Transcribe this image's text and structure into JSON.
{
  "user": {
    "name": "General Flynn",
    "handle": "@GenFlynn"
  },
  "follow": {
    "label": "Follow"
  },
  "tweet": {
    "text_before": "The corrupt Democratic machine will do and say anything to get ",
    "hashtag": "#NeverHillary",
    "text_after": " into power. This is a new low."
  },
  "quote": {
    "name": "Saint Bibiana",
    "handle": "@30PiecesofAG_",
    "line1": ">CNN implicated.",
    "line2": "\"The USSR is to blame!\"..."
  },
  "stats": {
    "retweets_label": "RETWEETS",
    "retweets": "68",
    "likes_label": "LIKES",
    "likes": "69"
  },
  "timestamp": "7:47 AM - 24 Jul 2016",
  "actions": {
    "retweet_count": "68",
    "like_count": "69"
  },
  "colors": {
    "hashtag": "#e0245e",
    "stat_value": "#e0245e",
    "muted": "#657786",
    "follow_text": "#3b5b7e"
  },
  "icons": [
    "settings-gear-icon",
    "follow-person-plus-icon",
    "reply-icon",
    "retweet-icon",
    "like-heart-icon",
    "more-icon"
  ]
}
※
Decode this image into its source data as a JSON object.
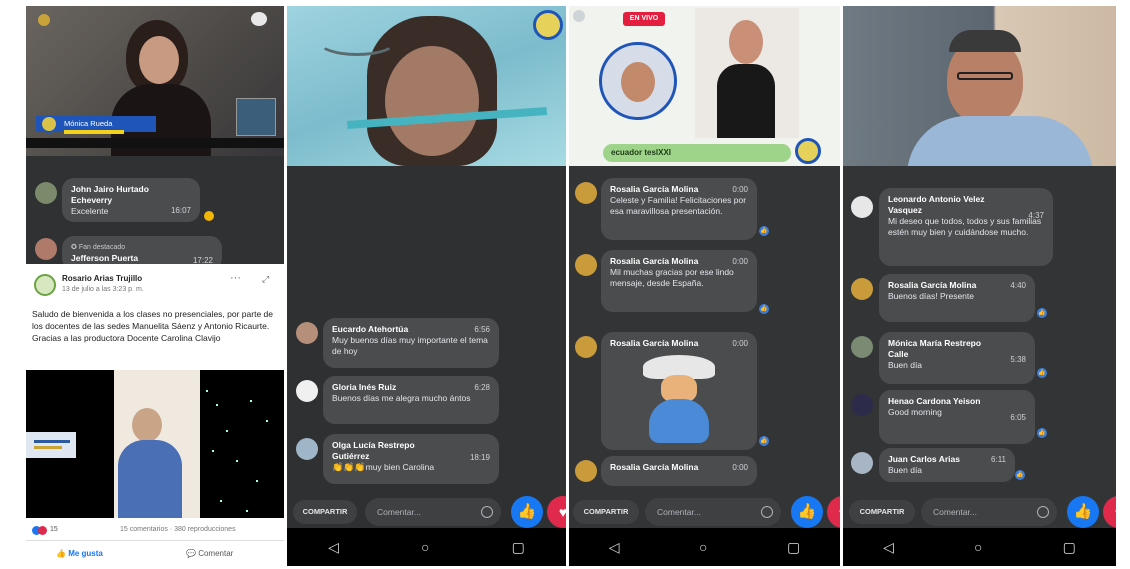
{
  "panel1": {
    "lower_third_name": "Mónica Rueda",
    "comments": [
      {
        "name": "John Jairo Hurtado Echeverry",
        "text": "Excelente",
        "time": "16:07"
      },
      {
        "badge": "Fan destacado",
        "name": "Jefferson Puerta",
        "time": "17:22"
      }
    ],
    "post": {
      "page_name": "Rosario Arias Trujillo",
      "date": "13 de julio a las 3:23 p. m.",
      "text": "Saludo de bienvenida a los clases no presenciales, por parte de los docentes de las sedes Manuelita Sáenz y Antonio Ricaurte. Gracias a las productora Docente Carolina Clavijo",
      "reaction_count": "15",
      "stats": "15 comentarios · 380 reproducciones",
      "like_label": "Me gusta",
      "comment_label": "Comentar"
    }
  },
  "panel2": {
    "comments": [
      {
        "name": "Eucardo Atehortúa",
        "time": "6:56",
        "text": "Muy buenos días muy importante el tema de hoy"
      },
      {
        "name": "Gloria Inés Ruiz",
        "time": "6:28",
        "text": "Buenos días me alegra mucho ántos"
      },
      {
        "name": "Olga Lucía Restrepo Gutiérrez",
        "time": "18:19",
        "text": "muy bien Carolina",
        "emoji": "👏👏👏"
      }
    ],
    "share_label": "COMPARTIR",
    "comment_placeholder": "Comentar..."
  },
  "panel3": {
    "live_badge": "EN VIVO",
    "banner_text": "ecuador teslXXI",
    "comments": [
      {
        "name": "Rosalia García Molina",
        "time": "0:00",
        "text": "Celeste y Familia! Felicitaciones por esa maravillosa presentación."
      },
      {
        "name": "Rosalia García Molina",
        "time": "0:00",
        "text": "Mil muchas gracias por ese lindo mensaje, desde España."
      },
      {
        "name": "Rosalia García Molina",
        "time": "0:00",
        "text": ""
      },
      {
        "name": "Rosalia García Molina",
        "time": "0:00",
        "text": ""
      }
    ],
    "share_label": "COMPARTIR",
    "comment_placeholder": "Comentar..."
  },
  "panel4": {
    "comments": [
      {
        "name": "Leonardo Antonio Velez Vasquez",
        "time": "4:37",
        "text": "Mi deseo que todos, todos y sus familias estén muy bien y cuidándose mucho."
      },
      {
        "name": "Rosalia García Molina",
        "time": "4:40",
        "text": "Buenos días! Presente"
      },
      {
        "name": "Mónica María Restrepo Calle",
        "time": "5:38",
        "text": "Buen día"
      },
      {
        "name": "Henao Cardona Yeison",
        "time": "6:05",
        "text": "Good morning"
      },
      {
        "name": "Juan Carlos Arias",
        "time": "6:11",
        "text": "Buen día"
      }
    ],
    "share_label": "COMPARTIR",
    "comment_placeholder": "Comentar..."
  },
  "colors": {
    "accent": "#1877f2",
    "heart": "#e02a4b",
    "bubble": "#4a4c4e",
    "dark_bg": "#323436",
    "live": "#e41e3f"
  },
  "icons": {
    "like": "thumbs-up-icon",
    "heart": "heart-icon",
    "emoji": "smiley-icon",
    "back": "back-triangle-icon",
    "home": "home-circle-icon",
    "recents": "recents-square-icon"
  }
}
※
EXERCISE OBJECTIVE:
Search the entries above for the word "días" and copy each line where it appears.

ANSWER BELOW:
        "text": "Muy buenos días muy importante el tema de hoy"
        "text": "Buenos días me alegra mucho ántos"
        "text": "Buenos días! Presente"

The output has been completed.